  • Google Scholar is interdisciplinary, meaning you are searching a huge range of topics all at once.  You get different search results this way than you’d find in subject-specific databases, as a result.
  • You can find A LOT more material using Google Scholar than some other databases (not all).
  • It’s easy to use because it’s familiar!
  • It is also free to use, meaning you’ll also have access after graduation.

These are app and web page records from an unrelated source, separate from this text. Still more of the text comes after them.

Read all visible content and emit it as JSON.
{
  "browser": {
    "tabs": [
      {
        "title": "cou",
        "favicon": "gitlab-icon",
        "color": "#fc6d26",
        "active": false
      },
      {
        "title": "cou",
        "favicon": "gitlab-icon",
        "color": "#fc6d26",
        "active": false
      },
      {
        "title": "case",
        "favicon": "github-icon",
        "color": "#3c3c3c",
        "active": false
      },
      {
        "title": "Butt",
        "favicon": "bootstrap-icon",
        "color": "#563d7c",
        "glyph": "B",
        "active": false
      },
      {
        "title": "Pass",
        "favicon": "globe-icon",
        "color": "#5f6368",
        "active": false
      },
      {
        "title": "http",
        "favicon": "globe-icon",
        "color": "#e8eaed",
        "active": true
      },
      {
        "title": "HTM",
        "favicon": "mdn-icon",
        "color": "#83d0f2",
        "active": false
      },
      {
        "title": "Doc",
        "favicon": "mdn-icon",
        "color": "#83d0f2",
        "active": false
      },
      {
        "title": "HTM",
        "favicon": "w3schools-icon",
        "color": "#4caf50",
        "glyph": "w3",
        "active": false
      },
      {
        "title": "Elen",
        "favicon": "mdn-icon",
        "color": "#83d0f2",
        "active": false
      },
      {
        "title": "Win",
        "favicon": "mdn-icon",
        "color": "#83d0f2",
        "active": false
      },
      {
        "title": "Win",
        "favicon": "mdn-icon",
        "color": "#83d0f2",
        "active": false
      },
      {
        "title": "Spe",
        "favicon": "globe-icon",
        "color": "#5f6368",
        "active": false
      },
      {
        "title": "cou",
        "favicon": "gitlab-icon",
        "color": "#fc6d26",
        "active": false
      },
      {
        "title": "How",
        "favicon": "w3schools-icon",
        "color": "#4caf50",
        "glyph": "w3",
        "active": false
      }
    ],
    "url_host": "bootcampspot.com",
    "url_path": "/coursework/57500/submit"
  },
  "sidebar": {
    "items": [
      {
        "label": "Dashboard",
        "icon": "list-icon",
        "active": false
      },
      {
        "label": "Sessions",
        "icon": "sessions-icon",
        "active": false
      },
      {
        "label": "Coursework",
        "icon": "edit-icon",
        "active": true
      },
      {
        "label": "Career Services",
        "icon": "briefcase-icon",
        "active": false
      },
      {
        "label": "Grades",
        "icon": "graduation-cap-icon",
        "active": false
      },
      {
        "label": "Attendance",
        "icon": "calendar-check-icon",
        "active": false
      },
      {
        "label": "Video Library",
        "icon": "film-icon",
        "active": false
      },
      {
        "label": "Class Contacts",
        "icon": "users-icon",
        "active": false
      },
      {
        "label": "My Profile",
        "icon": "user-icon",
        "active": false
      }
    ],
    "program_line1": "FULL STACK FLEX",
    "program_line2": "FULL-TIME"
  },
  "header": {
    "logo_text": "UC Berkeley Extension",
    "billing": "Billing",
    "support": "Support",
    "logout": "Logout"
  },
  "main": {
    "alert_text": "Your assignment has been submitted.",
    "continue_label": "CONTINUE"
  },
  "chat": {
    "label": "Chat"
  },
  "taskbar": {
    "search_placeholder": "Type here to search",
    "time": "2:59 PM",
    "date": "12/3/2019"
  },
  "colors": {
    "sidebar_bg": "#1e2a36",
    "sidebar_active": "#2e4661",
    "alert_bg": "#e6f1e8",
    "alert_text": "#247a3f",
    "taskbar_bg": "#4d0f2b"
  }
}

  • It rarely finds all of the reliable material that “scholarly” databases do, and it sometimes misses really important articles: studies comparing Google Scholar with PsycINFO, PubMed, Web of Science, Scopus, and more found that Google Scholar was unable to produce all of the articles listed in the scholarly databases (Asher, Duke, & Wilson, 2013; Howland, Wright, Boughan, & Roberts, 2009; Ruppel, 2009; Schultz, 2007).  This means you can’t rely on Google Scholar alone.
  • Computer errors are more common with Google Scholar because it isn’t maintained by people: broken links, repetitive or duplicate results, and other issues are more likely.
  • A key issue noted in recent studies is that Google Scholar has a huge problem with a lack of transparency about how they collect what they give access to (Herther, 2017). This also means that outside researchers cannot say for certain how high-quality Google Scholar’s sources are (or are not).
  • Because Google Scholar ranks by number of citation / relevancy, the ranking list can be easily manipulated – this means that the results that show up at the top of the list might not be the best sources, or even the most correct ones. You will have to evaluate the sources carefully and use critical thinking, as always!
  • The content in Google Scholar is changing constantly, making it less suitable for literature reviews or systematic reviews.
  • Google Scholar does not note which version of a particular material is being shown, meaning you might end up seeing pre-print materials or ones that haven’t gone through a peer-review process.
  • You’re limited in what fields will be searched through Google Scholar, and cannot use some search functions like truncation.
  • It may not offer any more benefits than Omni does, through Brescia and Western Libraries.


Asher, A. D., Duke, L. M., and Wilson, S. (2013). Paths of discovery: Comparing the search effectiveness of EBSCO Discovery Service, Summon, Google Scholar, and conventional library resources. College & Research Libraries, 74(5), 464-488.

Chen, X., O’Kelly, K., Antell, K., & Strothmann, M. (2013). Cross-examining Google Scholar. Reference and User Services Quarterly, 52(4), 279-282.

Dewan, P. (2012). Making the Most of Google Scholar in Academic Libraries. Feliciter (CLA), 58(6), 41-42.

Halevi, G., Moed, H., and Bar-Ilan, J. (2017). Suitability of Google Scholar as a source of scientific information and as a source of data for scientific evaluation – Review of the Literature. Journal of Infometrics, 11, 823-834.

Herther, N. K. (2017). Google Scholar: library partner or database competitor?, Sept/Oct 2017, p 30-34.

Howland, J., Wright, T. C., Boughan, R. A., and Roberts, B. C. (2009). How Scholarly is Google Scholar? A comparison to library databases. College and Research Libraries, 70(3), 227-234.

Jacso, P. (2005).Google Scholar:the pros and cons. Online Information Review, 29(2) 208‐214.

Quint, B. (2015). Google Scholar: the world’s best discovery service? Information Today, p. 17.

Ruppel, M. (2009, January). Google Scholar, Social Work Abstracts (EBSCO), and PsycINFO (EBSCO). The Charleston Advisor, 5‐11.

Shultz, M. (2007). Comparing test searches in PubMed and Google Scholar. Journal of the Medical Library Association, 95(4), 442‐445.